I stand here at my desk, looking south into the brown daylight, my eyes flickering over the sopping laundry on the clothesline, the empty shabby chicken house, the orange wheelbarrow parked beside the wet garden. The day is quiet, except for the birds--hundreds of them, perhaps, concealed in the trees that ring our clearing--shrilling and banging and peeping and hollering. The day is quiet, except for the chainsaw. Almost always in this town, someone, somewhere, is running a chainsaw.
Meanwhile, in Baltimore, in Nepal, in a thousand other places, fury stalks the streets and stones.
In May 1985, the Philadelphia police fire-bombed a houseful of MOVE activists, killing eleven people and destroying more than sixty homes. I was a junior at Haverford College, a few miles down the road, an elite school tucked into the rich safe suburbs. That night a few of my friends and I climbed onto the roof of a classroom building and watched Osage Avenue burn. The sight was horrible. I cried and shivered and cried--useless, terrified--a witness, an impotent storyteller.
"Who am I, to be here and not there?" I kept thinking.
This is a question with too many answers, with not enough answers. And while I waste time asking it, the fire keeps burning and the earth keeps shaking, and the chainsaw growls, and the birds in the trees continue their customary shrieks and chatter, an uproar of blood and instinct, neither pretty nor placid.

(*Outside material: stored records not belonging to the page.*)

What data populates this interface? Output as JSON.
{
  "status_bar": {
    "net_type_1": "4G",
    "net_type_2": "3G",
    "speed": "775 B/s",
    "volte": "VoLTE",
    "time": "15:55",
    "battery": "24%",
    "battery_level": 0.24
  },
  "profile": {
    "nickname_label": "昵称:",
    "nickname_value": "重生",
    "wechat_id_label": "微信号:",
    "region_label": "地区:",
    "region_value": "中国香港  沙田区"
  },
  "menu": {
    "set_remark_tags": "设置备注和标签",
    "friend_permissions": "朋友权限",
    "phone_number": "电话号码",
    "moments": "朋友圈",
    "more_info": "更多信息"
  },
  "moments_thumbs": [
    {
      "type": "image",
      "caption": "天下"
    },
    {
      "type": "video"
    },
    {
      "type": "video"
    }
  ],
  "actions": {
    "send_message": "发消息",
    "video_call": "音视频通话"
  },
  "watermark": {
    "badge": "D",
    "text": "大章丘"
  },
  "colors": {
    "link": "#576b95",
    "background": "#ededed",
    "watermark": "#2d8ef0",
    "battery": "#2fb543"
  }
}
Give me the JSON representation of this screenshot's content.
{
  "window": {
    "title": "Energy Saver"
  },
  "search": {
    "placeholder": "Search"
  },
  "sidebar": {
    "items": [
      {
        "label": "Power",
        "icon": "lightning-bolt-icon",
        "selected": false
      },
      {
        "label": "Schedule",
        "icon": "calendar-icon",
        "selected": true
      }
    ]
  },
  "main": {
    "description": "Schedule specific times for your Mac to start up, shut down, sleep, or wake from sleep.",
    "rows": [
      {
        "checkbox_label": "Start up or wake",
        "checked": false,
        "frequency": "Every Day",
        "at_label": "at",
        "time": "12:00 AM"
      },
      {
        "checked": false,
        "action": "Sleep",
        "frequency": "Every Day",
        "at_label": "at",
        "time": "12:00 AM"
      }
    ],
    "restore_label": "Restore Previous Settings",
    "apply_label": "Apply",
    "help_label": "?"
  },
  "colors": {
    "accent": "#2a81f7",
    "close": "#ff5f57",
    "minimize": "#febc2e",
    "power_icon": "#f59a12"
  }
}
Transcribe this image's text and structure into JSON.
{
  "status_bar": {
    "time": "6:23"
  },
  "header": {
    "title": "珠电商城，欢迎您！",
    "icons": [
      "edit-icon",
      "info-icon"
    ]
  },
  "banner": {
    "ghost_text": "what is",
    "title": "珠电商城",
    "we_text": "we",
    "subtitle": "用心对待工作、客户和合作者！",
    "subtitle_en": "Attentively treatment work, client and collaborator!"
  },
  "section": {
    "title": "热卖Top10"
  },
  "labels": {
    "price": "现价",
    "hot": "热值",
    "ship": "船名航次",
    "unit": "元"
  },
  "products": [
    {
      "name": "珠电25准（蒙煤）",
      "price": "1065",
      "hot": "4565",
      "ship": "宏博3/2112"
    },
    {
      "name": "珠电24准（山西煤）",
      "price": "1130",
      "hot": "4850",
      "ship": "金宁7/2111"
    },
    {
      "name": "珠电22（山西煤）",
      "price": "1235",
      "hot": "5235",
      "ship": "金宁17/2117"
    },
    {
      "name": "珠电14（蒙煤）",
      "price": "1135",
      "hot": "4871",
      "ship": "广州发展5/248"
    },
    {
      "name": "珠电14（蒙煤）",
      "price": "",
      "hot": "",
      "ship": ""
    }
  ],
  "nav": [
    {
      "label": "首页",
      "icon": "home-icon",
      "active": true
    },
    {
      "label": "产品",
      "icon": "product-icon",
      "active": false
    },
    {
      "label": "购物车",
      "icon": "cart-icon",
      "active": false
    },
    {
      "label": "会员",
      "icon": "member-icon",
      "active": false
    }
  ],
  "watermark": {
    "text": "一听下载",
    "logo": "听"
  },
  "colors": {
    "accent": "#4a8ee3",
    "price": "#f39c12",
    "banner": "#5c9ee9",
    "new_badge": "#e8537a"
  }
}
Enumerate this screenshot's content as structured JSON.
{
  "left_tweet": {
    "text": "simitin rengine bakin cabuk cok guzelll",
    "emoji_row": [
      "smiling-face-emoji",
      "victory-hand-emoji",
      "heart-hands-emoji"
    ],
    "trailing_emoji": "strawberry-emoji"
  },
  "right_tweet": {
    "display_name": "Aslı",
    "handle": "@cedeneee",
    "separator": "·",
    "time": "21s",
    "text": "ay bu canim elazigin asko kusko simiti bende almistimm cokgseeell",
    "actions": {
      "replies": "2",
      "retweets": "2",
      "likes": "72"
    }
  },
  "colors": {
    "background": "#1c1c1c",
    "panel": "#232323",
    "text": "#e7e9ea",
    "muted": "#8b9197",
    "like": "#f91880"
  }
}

I suppose there's an eloquence in all this. There's eloquence in silence too. The problem is figuring out how to respond. The cat's answer is to kill as many birds as he can. I try not to put my hands over my ears.